# What to produce:
The records below are to be reproduced exactly, and no picture should appear in the copy.

───── Task material ─────

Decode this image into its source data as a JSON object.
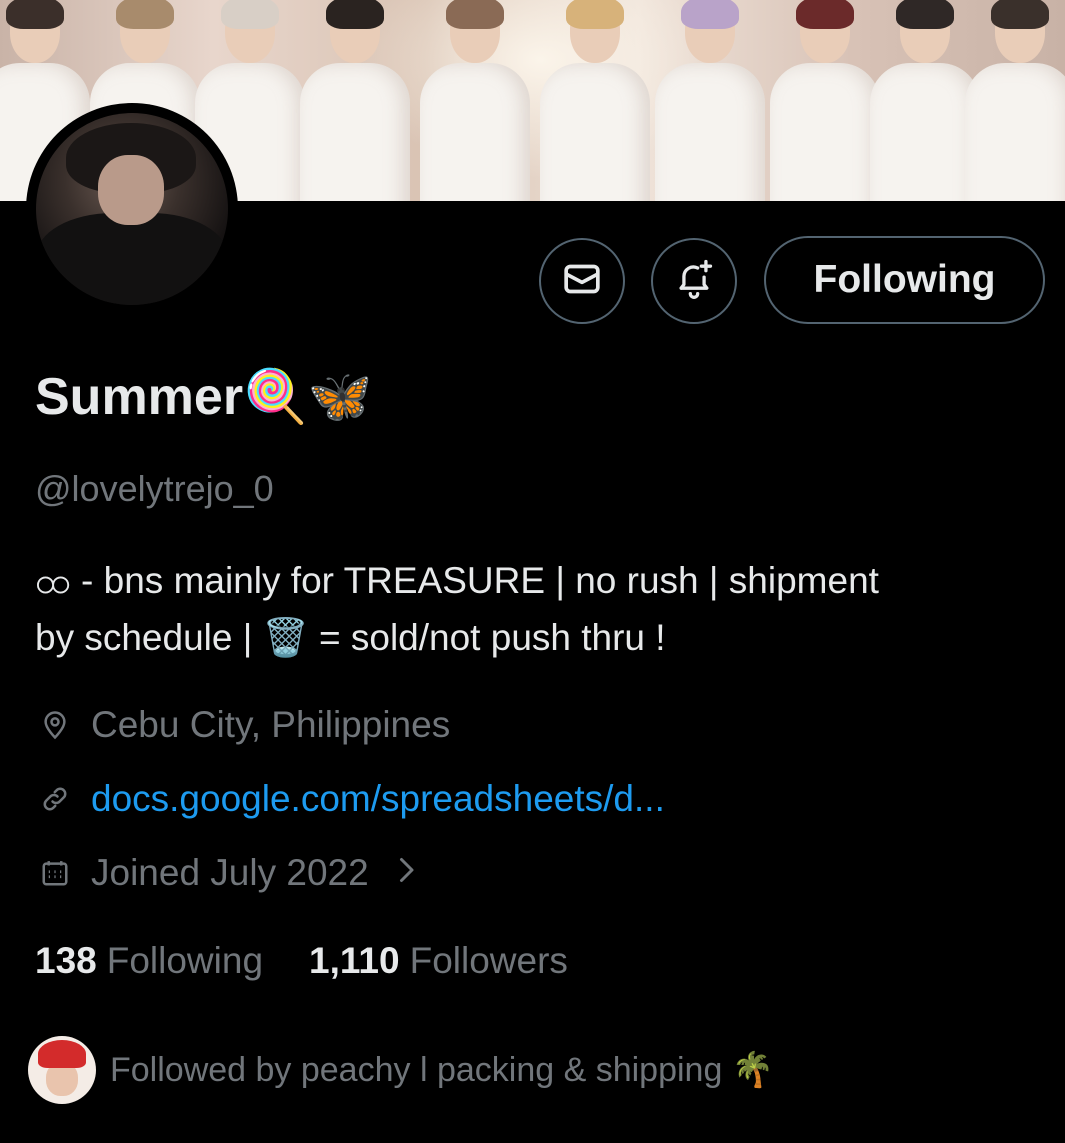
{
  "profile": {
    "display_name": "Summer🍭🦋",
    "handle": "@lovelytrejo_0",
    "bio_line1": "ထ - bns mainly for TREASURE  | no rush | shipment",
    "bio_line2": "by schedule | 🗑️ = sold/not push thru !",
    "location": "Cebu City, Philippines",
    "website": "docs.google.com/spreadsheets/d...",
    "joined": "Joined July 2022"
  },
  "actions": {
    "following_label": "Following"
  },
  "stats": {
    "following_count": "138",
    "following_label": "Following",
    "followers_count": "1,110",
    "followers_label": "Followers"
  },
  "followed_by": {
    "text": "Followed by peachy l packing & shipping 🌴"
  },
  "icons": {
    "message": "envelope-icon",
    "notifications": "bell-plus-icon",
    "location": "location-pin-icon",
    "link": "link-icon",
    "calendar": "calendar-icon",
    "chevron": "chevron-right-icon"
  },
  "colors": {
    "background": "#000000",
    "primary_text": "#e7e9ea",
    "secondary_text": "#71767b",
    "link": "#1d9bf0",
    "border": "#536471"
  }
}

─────

# Result of the task:
Decode this image into its source data as a JSON object.
{
  "profile": {
    "display_name": "Summer🍭🦋",
    "handle": "@lovelytrejo_0",
    "bio_line1": "ထ - bns mainly for TREASURE  | no rush | shipment",
    "bio_line2": "by schedule | 🗑️ = sold/not push thru !",
    "location": "Cebu City, Philippines",
    "website": "docs.google.com/spreadsheets/d...",
    "joined": "Joined July 2022"
  },
  "actions": {
    "following_label": "Following"
  },
  "stats": {
    "following_count": "138",
    "following_label": "Following",
    "followers_count": "1,110",
    "followers_label": "Followers"
  },
  "followed_by": {
    "text": "Followed by peachy l packing & shipping 🌴"
  },
  "icons": {
    "message": "envelope-icon",
    "notifications": "bell-plus-icon",
    "location": "location-pin-icon",
    "link": "link-icon",
    "calendar": "calendar-icon",
    "chevron": "chevron-right-icon"
  },
  "colors": {
    "background": "#000000",
    "primary_text": "#e7e9ea",
    "secondary_text": "#71767b",
    "link": "#1d9bf0",
    "border": "#536471"
  }
}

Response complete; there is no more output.